-- REQUIRED WORK --
Your reply should be a faithful copy of the records below, free of pictures.
________________________
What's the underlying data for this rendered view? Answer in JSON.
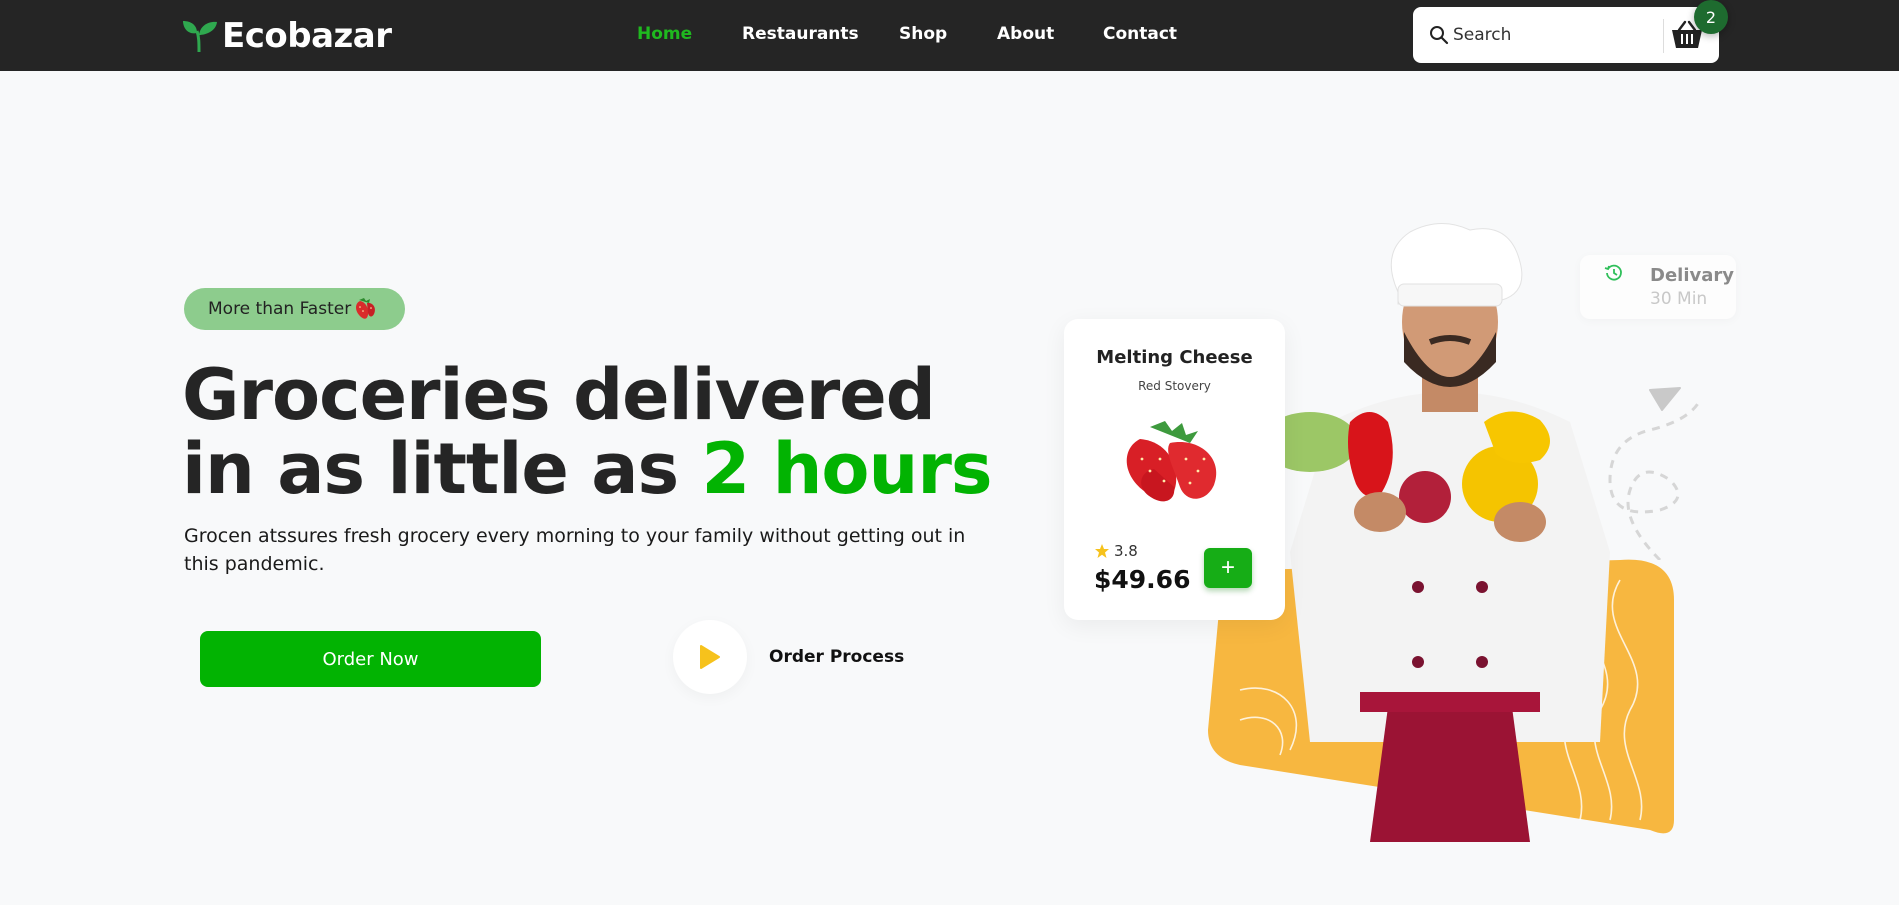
{
  "header": {
    "brand": "Ecobazar",
    "nav": [
      {
        "label": "Home",
        "active": true
      },
      {
        "label": "Restaurants",
        "active": false
      },
      {
        "label": "Shop",
        "active": false
      },
      {
        "label": "About",
        "active": false
      },
      {
        "label": "Contact",
        "active": false
      }
    ],
    "search_placeholder": "Search",
    "cart_count": "2"
  },
  "hero": {
    "pill_label": "More than Faster",
    "heading_line1": "Groceries delivered",
    "heading_line2_prefix": "in as little as ",
    "heading_highlight": "2 hours",
    "description": "Grocen atssures fresh grocery every morning to your family without getting out in this pandemic.",
    "order_button": "Order Now",
    "process_label": "Order Process"
  },
  "product_card": {
    "title": "Melting Cheese",
    "subtitle": "Red Stovery",
    "rating": "3.8",
    "price": "$49.66",
    "add_label": "+"
  },
  "delivery_badge": {
    "title": "Delivary",
    "time": "30 Min"
  },
  "colors": {
    "accent": "#02b302",
    "header_bg": "#252525",
    "pill_bg": "#8dcc8d",
    "orange": "#f7b740",
    "badge": "#1e6b2f"
  },
  "icons": [
    "leaf-logo-icon",
    "search-icon",
    "basket-icon",
    "strawberry-icon",
    "play-icon",
    "star-icon",
    "clock-icon"
  ]
}
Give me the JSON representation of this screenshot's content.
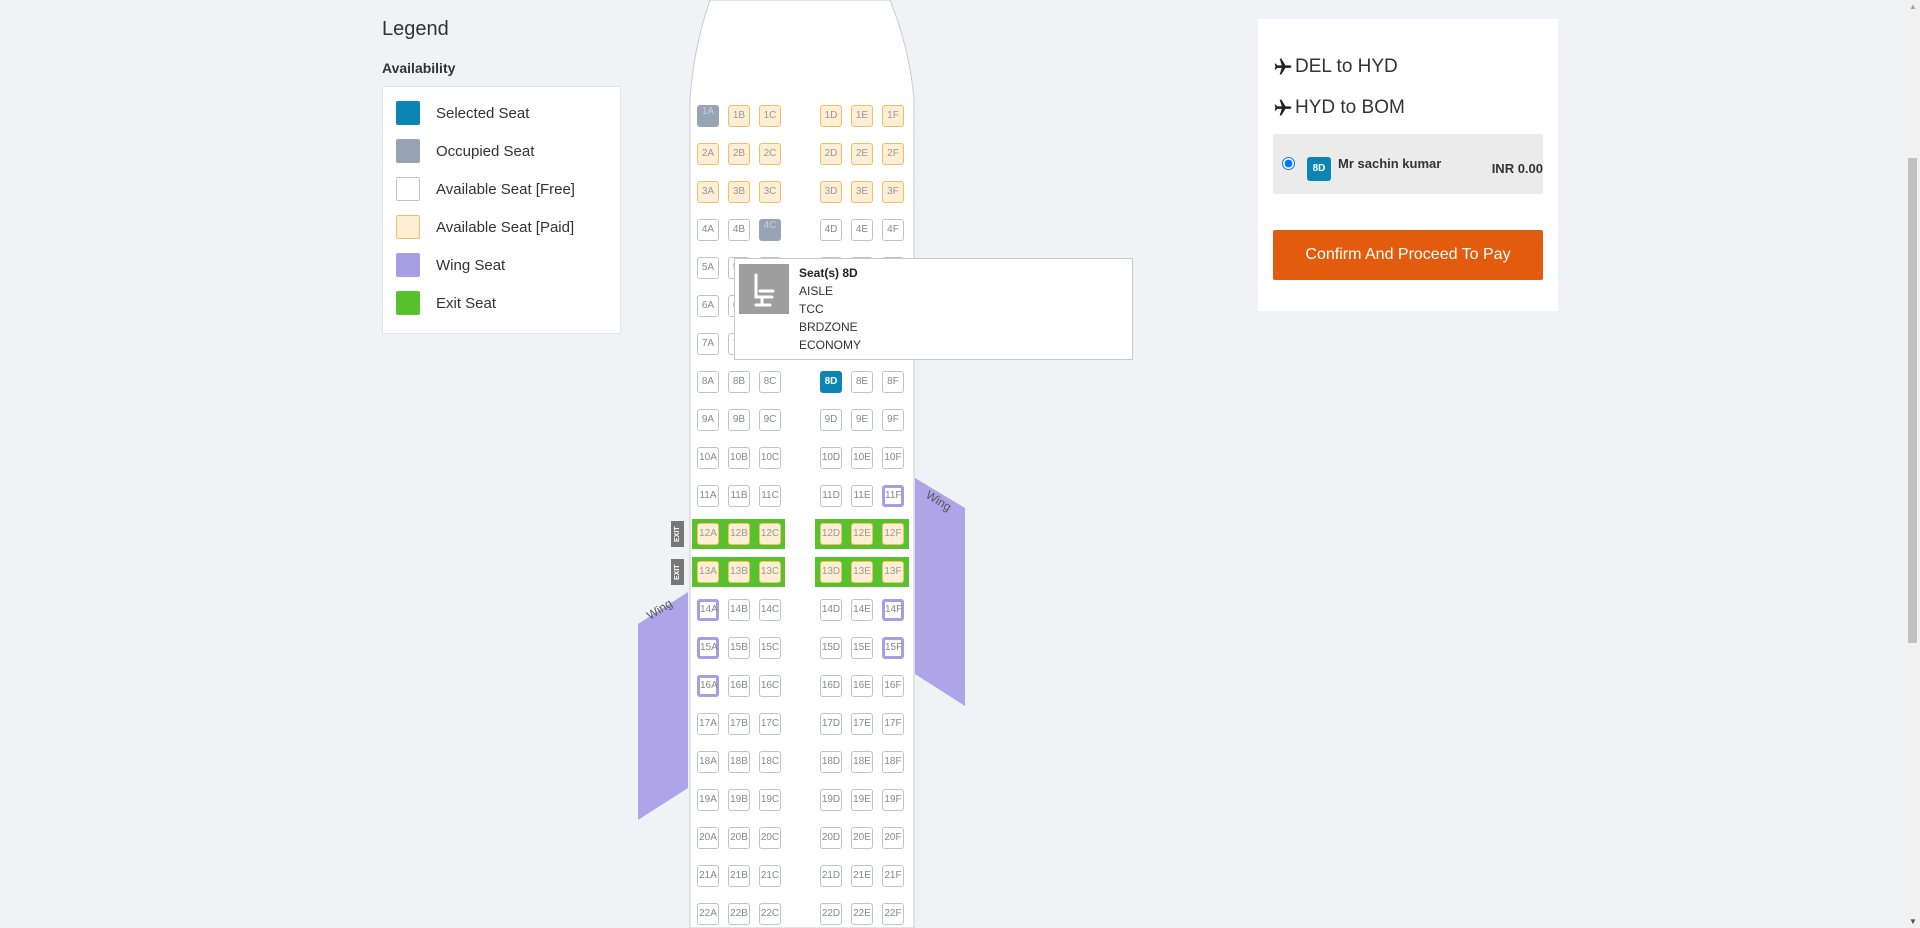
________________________
-- SOLUTION TO THIS PROBLEM --
What's the underlying data for this rendered view? Answer in JSON.
{
  "header": {
    "brand": "Ecobazar",
    "nav": [
      {
        "label": "Home",
        "active": true
      },
      {
        "label": "Restaurants",
        "active": false
      },
      {
        "label": "Shop",
        "active": false
      },
      {
        "label": "About",
        "active": false
      },
      {
        "label": "Contact",
        "active": false
      }
    ],
    "search_placeholder": "Search",
    "cart_count": "2"
  },
  "hero": {
    "pill_label": "More than Faster",
    "heading_line1": "Groceries delivered",
    "heading_line2_prefix": "in as little as ",
    "heading_highlight": "2 hours",
    "description": "Grocen atssures fresh grocery every morning to your family without getting out in this pandemic.",
    "order_button": "Order Now",
    "process_label": "Order Process"
  },
  "product_card": {
    "title": "Melting Cheese",
    "subtitle": "Red Stovery",
    "rating": "3.8",
    "price": "$49.66",
    "add_label": "+"
  },
  "delivery_badge": {
    "title": "Delivary",
    "time": "30 Min"
  },
  "colors": {
    "accent": "#02b302",
    "header_bg": "#252525",
    "pill_bg": "#8dcc8d",
    "orange": "#f7b740",
    "badge": "#1e6b2f"
  },
  "icons": [
    "leaf-logo-icon",
    "search-icon",
    "basket-icon",
    "strawberry-icon",
    "play-icon",
    "star-icon",
    "clock-icon"
  ]
}
Give me the JSON representation of this screenshot's content.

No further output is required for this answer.